Greater than 0·5 to 0·8mmol/L  No supplementation is required if dietary intake adequate (refer to refeeding – see link above) Check phosphate after 24 hours as well as adjusted calcium, potassium and other electrolytes
0·3 to 0·5mmol/L Asymptomatic patients may not need to be treated but options are:

Oral: 2 Phosphate Sandoz® tablets (32mmol phosphate) daily.

Via enteral feeding tube: dissolve tablet(s) in 50mL water.
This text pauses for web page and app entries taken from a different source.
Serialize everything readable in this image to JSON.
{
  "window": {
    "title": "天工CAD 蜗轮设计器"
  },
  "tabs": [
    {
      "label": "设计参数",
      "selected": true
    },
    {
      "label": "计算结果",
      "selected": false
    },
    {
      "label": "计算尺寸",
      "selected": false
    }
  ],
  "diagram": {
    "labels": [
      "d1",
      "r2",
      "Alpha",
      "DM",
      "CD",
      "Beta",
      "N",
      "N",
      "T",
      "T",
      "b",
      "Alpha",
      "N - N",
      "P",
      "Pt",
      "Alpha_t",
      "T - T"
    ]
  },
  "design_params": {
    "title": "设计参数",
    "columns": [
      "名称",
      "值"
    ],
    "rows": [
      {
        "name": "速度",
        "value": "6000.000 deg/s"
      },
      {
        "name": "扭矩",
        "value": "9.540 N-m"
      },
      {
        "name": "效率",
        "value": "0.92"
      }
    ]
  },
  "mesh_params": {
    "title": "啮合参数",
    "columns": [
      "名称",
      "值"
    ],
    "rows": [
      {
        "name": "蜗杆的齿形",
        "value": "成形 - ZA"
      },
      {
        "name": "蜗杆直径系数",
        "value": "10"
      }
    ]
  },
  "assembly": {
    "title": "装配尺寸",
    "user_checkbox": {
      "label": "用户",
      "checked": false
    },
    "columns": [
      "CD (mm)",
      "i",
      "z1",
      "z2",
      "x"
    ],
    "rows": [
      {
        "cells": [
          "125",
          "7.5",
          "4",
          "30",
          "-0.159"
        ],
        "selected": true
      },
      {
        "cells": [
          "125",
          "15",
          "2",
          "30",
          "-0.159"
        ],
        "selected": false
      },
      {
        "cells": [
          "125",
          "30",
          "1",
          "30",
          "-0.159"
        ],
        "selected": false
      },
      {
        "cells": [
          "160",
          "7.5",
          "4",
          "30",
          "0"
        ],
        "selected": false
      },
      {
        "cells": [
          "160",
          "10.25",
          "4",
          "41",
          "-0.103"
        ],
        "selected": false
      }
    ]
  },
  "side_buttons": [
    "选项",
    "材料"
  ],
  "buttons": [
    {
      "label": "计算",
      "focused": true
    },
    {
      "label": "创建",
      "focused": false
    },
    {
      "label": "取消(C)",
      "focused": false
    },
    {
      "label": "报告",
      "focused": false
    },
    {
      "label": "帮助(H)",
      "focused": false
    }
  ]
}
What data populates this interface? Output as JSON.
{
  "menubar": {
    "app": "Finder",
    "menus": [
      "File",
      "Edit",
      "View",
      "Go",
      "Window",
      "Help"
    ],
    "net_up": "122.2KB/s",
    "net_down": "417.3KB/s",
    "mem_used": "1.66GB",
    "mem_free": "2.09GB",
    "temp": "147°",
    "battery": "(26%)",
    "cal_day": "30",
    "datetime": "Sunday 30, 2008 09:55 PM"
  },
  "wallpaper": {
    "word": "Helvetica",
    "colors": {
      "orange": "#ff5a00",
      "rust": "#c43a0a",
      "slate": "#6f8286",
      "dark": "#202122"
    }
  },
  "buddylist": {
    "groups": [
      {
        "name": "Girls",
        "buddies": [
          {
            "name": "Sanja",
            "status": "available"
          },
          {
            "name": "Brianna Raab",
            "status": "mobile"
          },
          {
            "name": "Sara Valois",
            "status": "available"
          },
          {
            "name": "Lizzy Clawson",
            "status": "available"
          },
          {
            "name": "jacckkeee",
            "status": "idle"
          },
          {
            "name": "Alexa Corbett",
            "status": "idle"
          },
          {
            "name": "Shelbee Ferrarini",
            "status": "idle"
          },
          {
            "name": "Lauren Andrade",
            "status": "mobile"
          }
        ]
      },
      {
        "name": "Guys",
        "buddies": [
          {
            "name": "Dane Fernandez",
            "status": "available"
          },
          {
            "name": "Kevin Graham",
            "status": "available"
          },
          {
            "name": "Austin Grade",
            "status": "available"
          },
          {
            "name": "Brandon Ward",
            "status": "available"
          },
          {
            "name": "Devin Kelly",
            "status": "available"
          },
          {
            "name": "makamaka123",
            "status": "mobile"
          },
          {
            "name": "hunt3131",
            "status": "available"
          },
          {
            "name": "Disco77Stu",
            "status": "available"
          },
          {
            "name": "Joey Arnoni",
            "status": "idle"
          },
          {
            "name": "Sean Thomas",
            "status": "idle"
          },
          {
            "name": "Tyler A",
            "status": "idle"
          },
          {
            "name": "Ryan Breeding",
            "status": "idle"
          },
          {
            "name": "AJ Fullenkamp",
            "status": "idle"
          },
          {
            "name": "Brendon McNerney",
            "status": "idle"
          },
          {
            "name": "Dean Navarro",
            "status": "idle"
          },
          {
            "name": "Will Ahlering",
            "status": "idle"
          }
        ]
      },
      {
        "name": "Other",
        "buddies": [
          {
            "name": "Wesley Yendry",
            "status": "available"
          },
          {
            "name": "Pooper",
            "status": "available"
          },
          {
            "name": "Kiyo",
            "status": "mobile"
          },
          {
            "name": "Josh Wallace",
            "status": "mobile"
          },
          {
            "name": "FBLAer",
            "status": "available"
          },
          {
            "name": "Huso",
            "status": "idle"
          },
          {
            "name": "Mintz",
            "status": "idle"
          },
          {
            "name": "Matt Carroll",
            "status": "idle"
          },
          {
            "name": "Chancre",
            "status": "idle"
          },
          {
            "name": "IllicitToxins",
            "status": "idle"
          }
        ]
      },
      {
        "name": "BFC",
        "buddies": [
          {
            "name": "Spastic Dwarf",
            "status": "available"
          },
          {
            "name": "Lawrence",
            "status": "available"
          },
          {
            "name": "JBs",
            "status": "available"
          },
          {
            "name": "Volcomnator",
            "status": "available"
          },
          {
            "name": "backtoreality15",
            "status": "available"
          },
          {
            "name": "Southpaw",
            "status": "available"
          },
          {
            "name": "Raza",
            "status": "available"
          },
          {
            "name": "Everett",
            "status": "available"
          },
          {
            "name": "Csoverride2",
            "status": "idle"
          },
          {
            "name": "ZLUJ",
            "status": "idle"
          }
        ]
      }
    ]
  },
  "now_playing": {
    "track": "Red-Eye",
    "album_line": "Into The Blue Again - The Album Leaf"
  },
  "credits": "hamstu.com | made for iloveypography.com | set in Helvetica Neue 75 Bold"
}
Stopping feed is not required.

IV: Peripheral Administration – Dilute 10mL of Glycophos® (10mmol phosphate) into 250mL of glucose 5% or sodium chloride 0.9% and infuse over 12 hours (off label).

All above doses should be halved in patients with eGFR less than 30mL/min.

Check potassium, phosphate and adjusted calcium every 24 hours
Less than 0·3mmol/L IV: Peripheral Administration – Dilute 20mL of Glycophos® (20mmol phosphate) in 500mL of glucose 5% or sodium chloride 0.9% and infuse over 12 hours (off label). Check adjusted calcium, phosphate, sodium, magnesium & potassium every 12 hours.

 All infusions must be administered via an infusion pump. 

ECG monitoring is not required for the rates of infusion stated in this guideline. 

  • Glycophos® 20mL vial contains 20mmol of phosphate and 40mmol of sodium (as sodium glycerophosphate). This is an unlicensed use which should be explained to the patient.
  • Avoid in patients with hypernatraemia.
  • High doses of phosphate especially at rapid infusion rates can cause hypocalcaemia and metastatic calcification.
  • Once within normal range monitor phosphate, adjusted calcium and potassium levels twice weekly until levels are stabilised.